Justice Marc-Andre Blanchard upheld most of Bill 21 on Tuesday, but he struck down clauses pertaining to English-language school boards, as well as a ban on members of the provincial legislature wearing face coverings.

The Quebec government announced within hours it would appeal the ruling. 

School board officials initially said they planned to begin hiring immediately, but a spokesman later said the province’s appeal has put those plans on hold and that an appeal could be a year or more away.

The law, adopted in June 2019, prohibits public sector workers who are deemed to be in positions of authority, including teachers, police officers and judges, from wearing religious symbols at work.

It includes a grandfather clause exempting those who were employed before the bill was tabled — as long as they don’t change jobs.

“After further verifications, the judgment will not come into effect until the EMSB wins on appeal,” Cohen said in an email. “To be crystal clear, the EMSB is not free to begin hiring (or promoting) as it sees fit given yesterday's ruling.”

Blanchard ruled that part of the law violated Section 23 of the charter, which guarantees minority language education rights.

The law makes pre-emptive use of the Charter of Rights and Freedoms’ notwithstanding clause, which shields legislation from court challenges over violations of fundamental rights. But that clause cannot override minority language rights.

Quebec Justice Minister Simon Jolin-Barrette told reporters the province would appeal, adding that application of the law will not be divided along linguistic lines.

“The laws of the National Assembly apply throughout Quebec,” Jolin-Barrette said Tuesday. “There is no question of dividing Quebec in the application of Quebec legislation.”

Justice Department spokesman Paul-Jean Charest said in an email that parties have 30 days to appeal the ruling. He added that Bill 21 “continues to be in force and to apply in its entirety.”

EMSB chairman Joe Ortona said the board intends to defend Blanchard’s ruling.

“We maintain that Justice Blanchard didn’t establish new law yesterday in his decision, he simply reaffirmed a long-standing jurisprudence by the Supreme Court over the course of the last 30 years that Section 23 guarantees the linguistic minority a right of management and control over our institutions,” Ortona said.

“The exclusive right to hire its own personnel, not a shared right, not a consultative right, but an exclusive right.”

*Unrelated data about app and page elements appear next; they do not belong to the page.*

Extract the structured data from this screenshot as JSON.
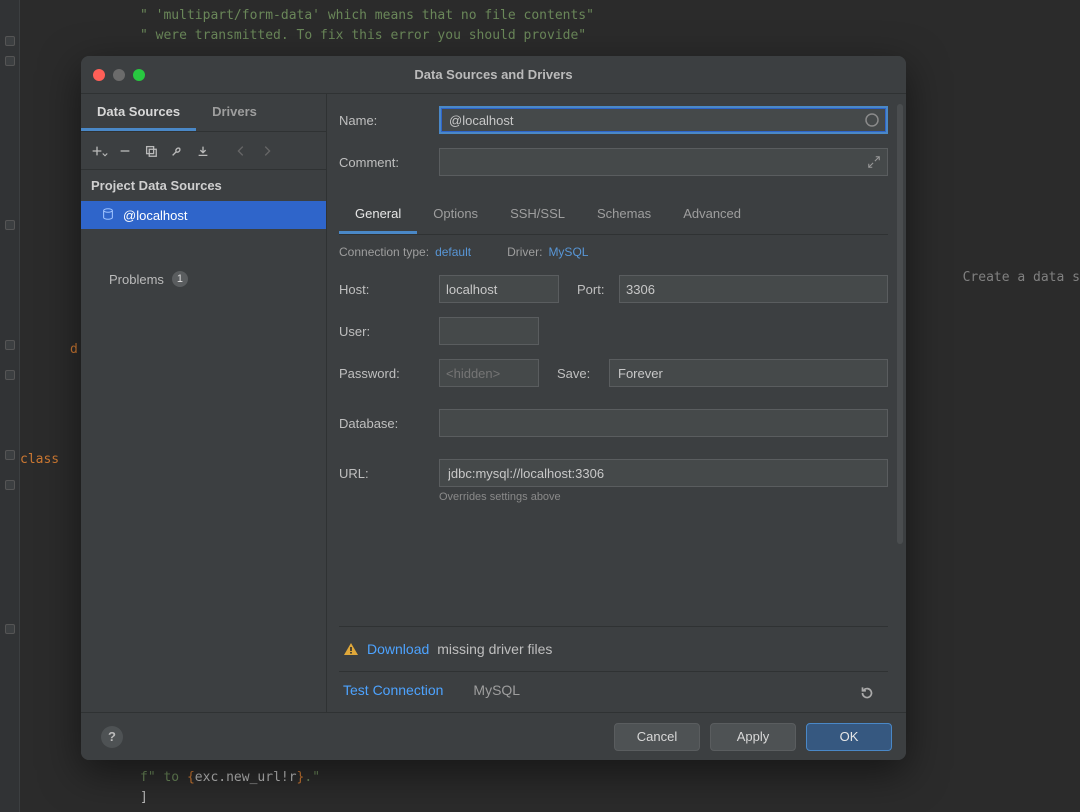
{
  "bg_code": {
    "line1": "\" 'multipart/form-data' which means that no file contents\"",
    "line2": "\" were transmitted. To fix this error you should provide\"",
    "d1": "d",
    "class_kw": "class",
    "bottom_plain": "f\" to ",
    "bottom_brace_open": "{",
    "bottom_expr": "exc.new_url!r",
    "bottom_brace_close": "}",
    "bottom_after": ".\"",
    "bottom_bracket": "]"
  },
  "bg_right": "Create a data s",
  "dialog": {
    "title": "Data Sources and Drivers",
    "left_tabs": [
      "Data Sources",
      "Drivers"
    ],
    "active_left_tab": 0,
    "tree_header": "Project Data Sources",
    "tree_selected": "@localhost",
    "problems_label": "Problems",
    "problems_count": "1"
  },
  "form": {
    "name_label": "Name:",
    "name_value": "@localhost",
    "comment_label": "Comment:",
    "config_tabs": [
      "General",
      "Options",
      "SSH/SSL",
      "Schemas",
      "Advanced"
    ],
    "active_config_tab": 0,
    "conn_type_label": "Connection type:",
    "conn_type_value": "default",
    "driver_label": "Driver:",
    "driver_value": "MySQL",
    "host_label": "Host:",
    "host_value": "localhost",
    "port_label": "Port:",
    "port_value": "3306",
    "user_label": "User:",
    "user_value": "",
    "password_label": "Password:",
    "password_placeholder": "<hidden>",
    "save_label": "Save:",
    "save_value": "Forever",
    "database_label": "Database:",
    "database_value": "",
    "url_label": "URL:",
    "url_value": "jdbc:mysql://localhost:3306",
    "url_hint": "Overrides settings above"
  },
  "footer": {
    "download_link": "Download",
    "download_rest": "missing driver files",
    "test_connection": "Test Connection",
    "driver_name": "MySQL",
    "cancel": "Cancel",
    "apply": "Apply",
    "ok": "OK"
  }
}
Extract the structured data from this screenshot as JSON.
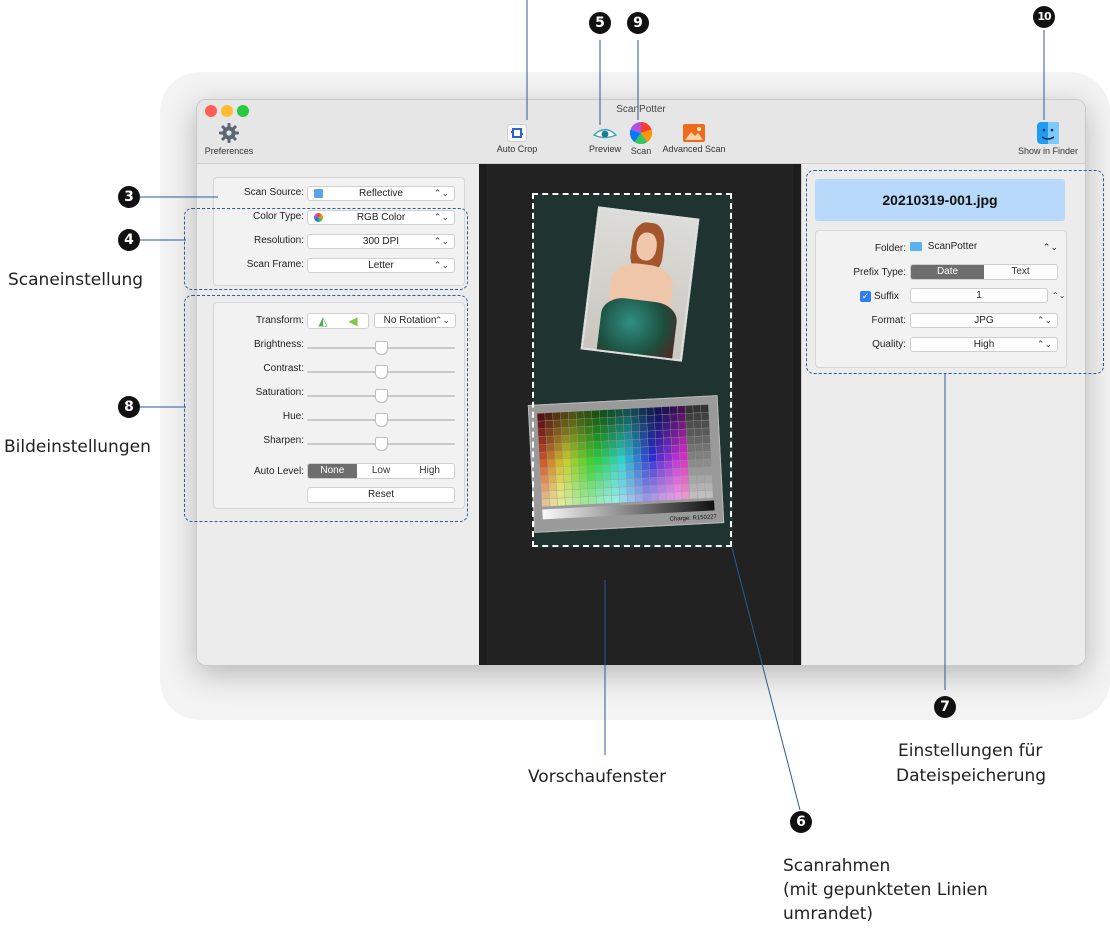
{
  "window": {
    "title": "ScanPotter"
  },
  "toolbar": {
    "preferences": "Preferences",
    "auto_crop": "Auto Crop",
    "preview": "Preview",
    "scan": "Scan",
    "advanced_scan": "Advanced Scan",
    "show_in_finder": "Show in Finder"
  },
  "scan_settings": {
    "scan_source_label": "Scan Source:",
    "scan_source_value": "Reflective",
    "color_type_label": "Color Type:",
    "color_type_value": "RGB Color",
    "resolution_label": "Resolution:",
    "resolution_value": "300 DPI",
    "scan_frame_label": "Scan Frame:",
    "scan_frame_value": "Letter"
  },
  "image_settings": {
    "transform_label": "Transform:",
    "rotation_value": "No Rotation",
    "sliders": [
      {
        "label": "Brightness:",
        "value": 0.5
      },
      {
        "label": "Contrast:",
        "value": 0.5
      },
      {
        "label": "Saturation:",
        "value": 0.5
      },
      {
        "label": "Hue:",
        "value": 0.5
      },
      {
        "label": "Sharpen:",
        "value": 0.5
      }
    ],
    "auto_level_label": "Auto Level:",
    "auto_level_options": [
      "None",
      "Low",
      "High"
    ],
    "auto_level_selected": "None",
    "reset": "Reset"
  },
  "file_settings": {
    "filename": "20210319-001.jpg",
    "folder_label": "Folder:",
    "folder_value": "ScanPotter",
    "prefix_type_label": "Prefix Type:",
    "prefix_options": [
      "Date",
      "Text"
    ],
    "prefix_selected": "Date",
    "suffix_label": "Suffix",
    "suffix_checked": true,
    "suffix_value": "1",
    "format_label": "Format:",
    "format_value": "JPG",
    "quality_label": "Quality:",
    "quality_value": "High"
  },
  "callouts": {
    "n3": "3",
    "n4": "4",
    "n5": "5",
    "n6": "6",
    "n7": "7",
    "n8": "8",
    "n9": "9",
    "n10": "10"
  },
  "captions": {
    "scan_settings": "Scaneinstellung",
    "image_settings": "Bildeinstellungen",
    "preview_window": "Vorschaufenster",
    "file_saving_line1": "Einstellungen für",
    "file_saving_line2": "Dateispeicherung",
    "scan_frame_line1": "Scanrahmen",
    "scan_frame_line2": "(mit gepunkteten Linien",
    "scan_frame_line3": "umrandet)"
  },
  "preview_image": {
    "chart_caption": "Charge: R150227"
  },
  "colors": {
    "accent": "#2a5b98",
    "filename_bg": "#b8d9fa",
    "preview_bg": "#1d1d1d"
  }
}
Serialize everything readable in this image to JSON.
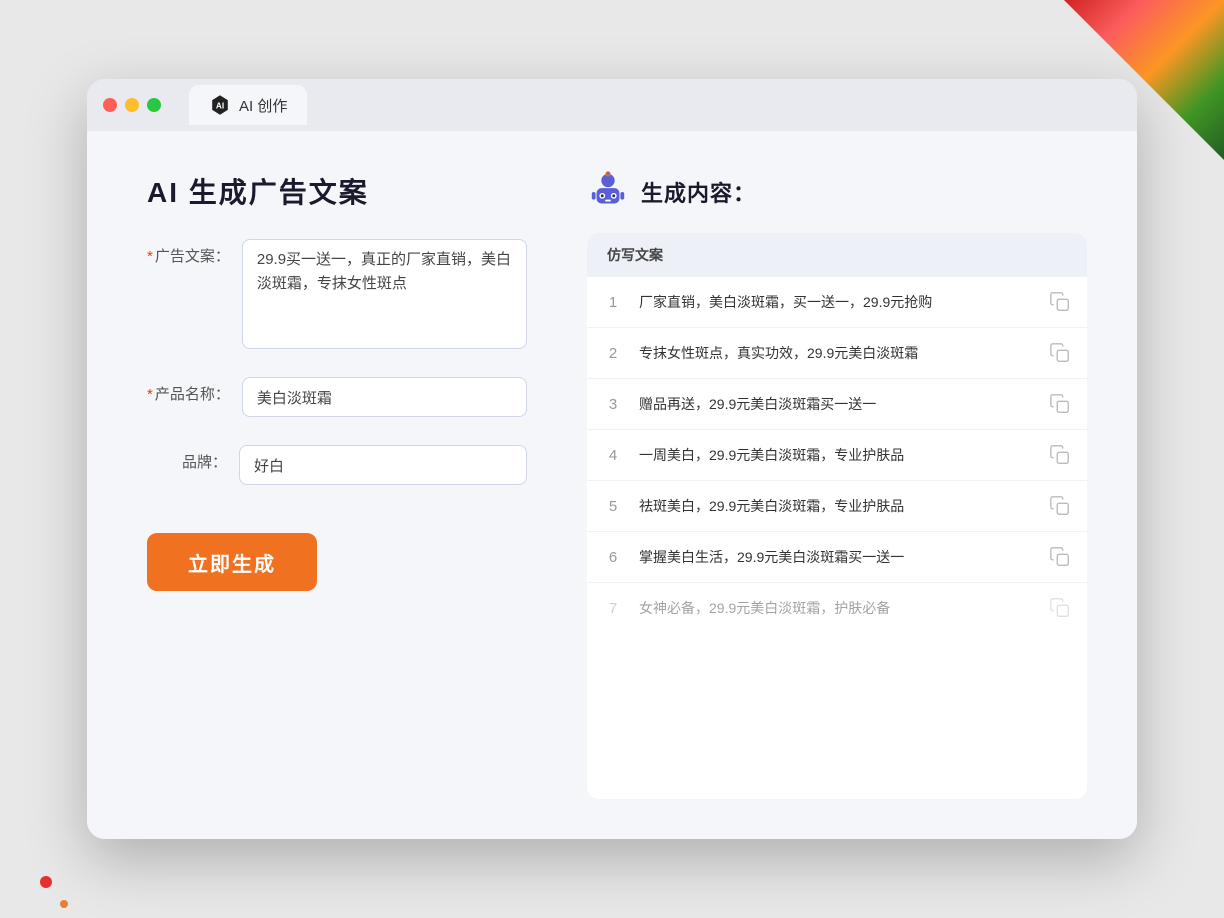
{
  "browser": {
    "tab_label": "AI 创作",
    "traffic_lights": [
      "red",
      "yellow",
      "green"
    ]
  },
  "left_panel": {
    "page_title": "AI 生成广告文案",
    "form": {
      "ad_copy_label": "广告文案：",
      "ad_copy_required": true,
      "ad_copy_value": "29.9买一送一，真正的厂家直销，美白淡斑霜，专抹女性斑点",
      "product_name_label": "产品名称：",
      "product_name_required": true,
      "product_name_value": "美白淡斑霜",
      "brand_label": "品牌：",
      "brand_required": false,
      "brand_value": "好白"
    },
    "generate_button": "立即生成"
  },
  "right_panel": {
    "title": "生成内容：",
    "column_header": "仿写文案",
    "results": [
      {
        "num": 1,
        "text": "厂家直销，美白淡斑霜，买一送一，29.9元抢购",
        "faded": false
      },
      {
        "num": 2,
        "text": "专抹女性斑点，真实功效，29.9元美白淡斑霜",
        "faded": false
      },
      {
        "num": 3,
        "text": "赠品再送，29.9元美白淡斑霜买一送一",
        "faded": false
      },
      {
        "num": 4,
        "text": "一周美白，29.9元美白淡斑霜，专业护肤品",
        "faded": false
      },
      {
        "num": 5,
        "text": "祛斑美白，29.9元美白淡斑霜，专业护肤品",
        "faded": false
      },
      {
        "num": 6,
        "text": "掌握美白生活，29.9元美白淡斑霜买一送一",
        "faded": false
      },
      {
        "num": 7,
        "text": "女神必备，29.9元美白淡斑霜，护肤必备",
        "faded": true
      }
    ]
  }
}
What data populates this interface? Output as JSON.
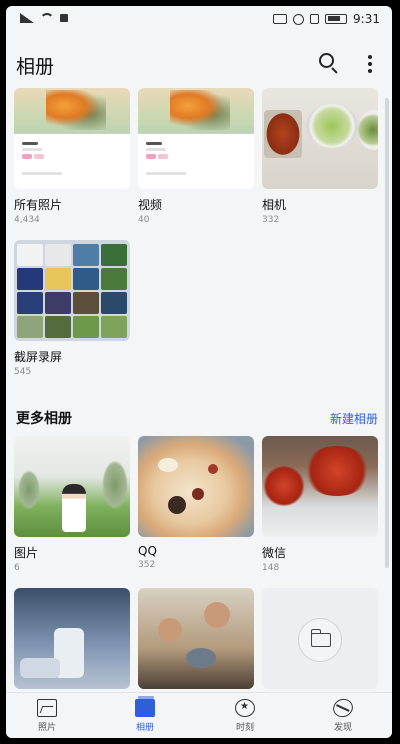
{
  "status_bar": {
    "time": "9:31"
  },
  "header": {
    "title": "相册"
  },
  "albums": [
    {
      "name": "所有照片",
      "count": "4,434"
    },
    {
      "name": "视频",
      "count": "40"
    },
    {
      "name": "相机",
      "count": "332"
    },
    {
      "name": "截屏录屏",
      "count": "545"
    }
  ],
  "more_section": {
    "title": "更多相册",
    "new_album_label": "新建相册"
  },
  "more_albums": [
    {
      "name": "图片",
      "count": "6"
    },
    {
      "name": "QQ",
      "count": "352"
    },
    {
      "name": "微信",
      "count": "148"
    }
  ],
  "bottom_nav": [
    {
      "label": "照片",
      "icon": "photo-icon"
    },
    {
      "label": "相册",
      "icon": "album-icon"
    },
    {
      "label": "时刻",
      "icon": "moments-icon"
    },
    {
      "label": "发现",
      "icon": "discover-icon"
    }
  ],
  "colors": {
    "accent": "#2f5fd8",
    "background": "#f4f5f7"
  }
}
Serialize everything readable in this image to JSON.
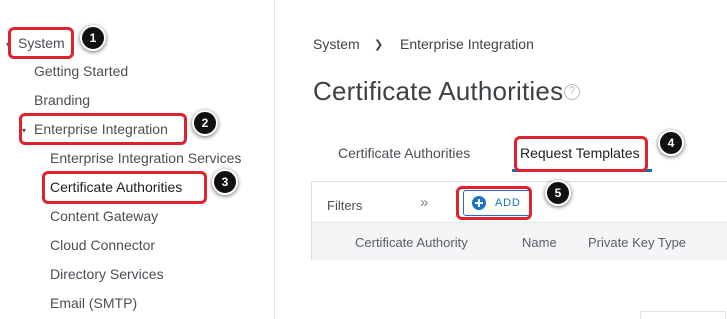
{
  "sidebar": {
    "items": [
      {
        "label": "System"
      },
      {
        "label": "Getting Started"
      },
      {
        "label": "Branding"
      },
      {
        "label": "Enterprise Integration"
      },
      {
        "label": "Enterprise Integration Services"
      },
      {
        "label": "Certificate Authorities"
      },
      {
        "label": "Content Gateway"
      },
      {
        "label": "Cloud Connector"
      },
      {
        "label": "Directory Services"
      },
      {
        "label": "Email (SMTP)"
      }
    ]
  },
  "breadcrumb": {
    "root": "System",
    "separator": "❯",
    "current": "Enterprise Integration"
  },
  "page": {
    "title": "Certificate Authorities",
    "help": "?"
  },
  "tabs": [
    {
      "label": "Certificate Authorities"
    },
    {
      "label": "Request Templates"
    }
  ],
  "toolbar": {
    "filters_label": "Filters",
    "expand_glyph": "»",
    "add_label": "ADD"
  },
  "table": {
    "columns": [
      "Certificate Authority",
      "Name",
      "Private Key Type"
    ]
  },
  "callouts": [
    "1",
    "2",
    "3",
    "4",
    "5"
  ],
  "colors": {
    "accent": "#1a73c9",
    "highlight": "#e0212e",
    "badge": "#111111"
  }
}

Four separate lawsuits challenging Bill 21 were merged into one trial, which was held over several weeks at the end of 2020. Other plaintiffs are weighing whether to appeal the ruling. 

This report by The Canadian Press was first published April 21, 2021.

Sidhartha Banerjee, The Canadian Press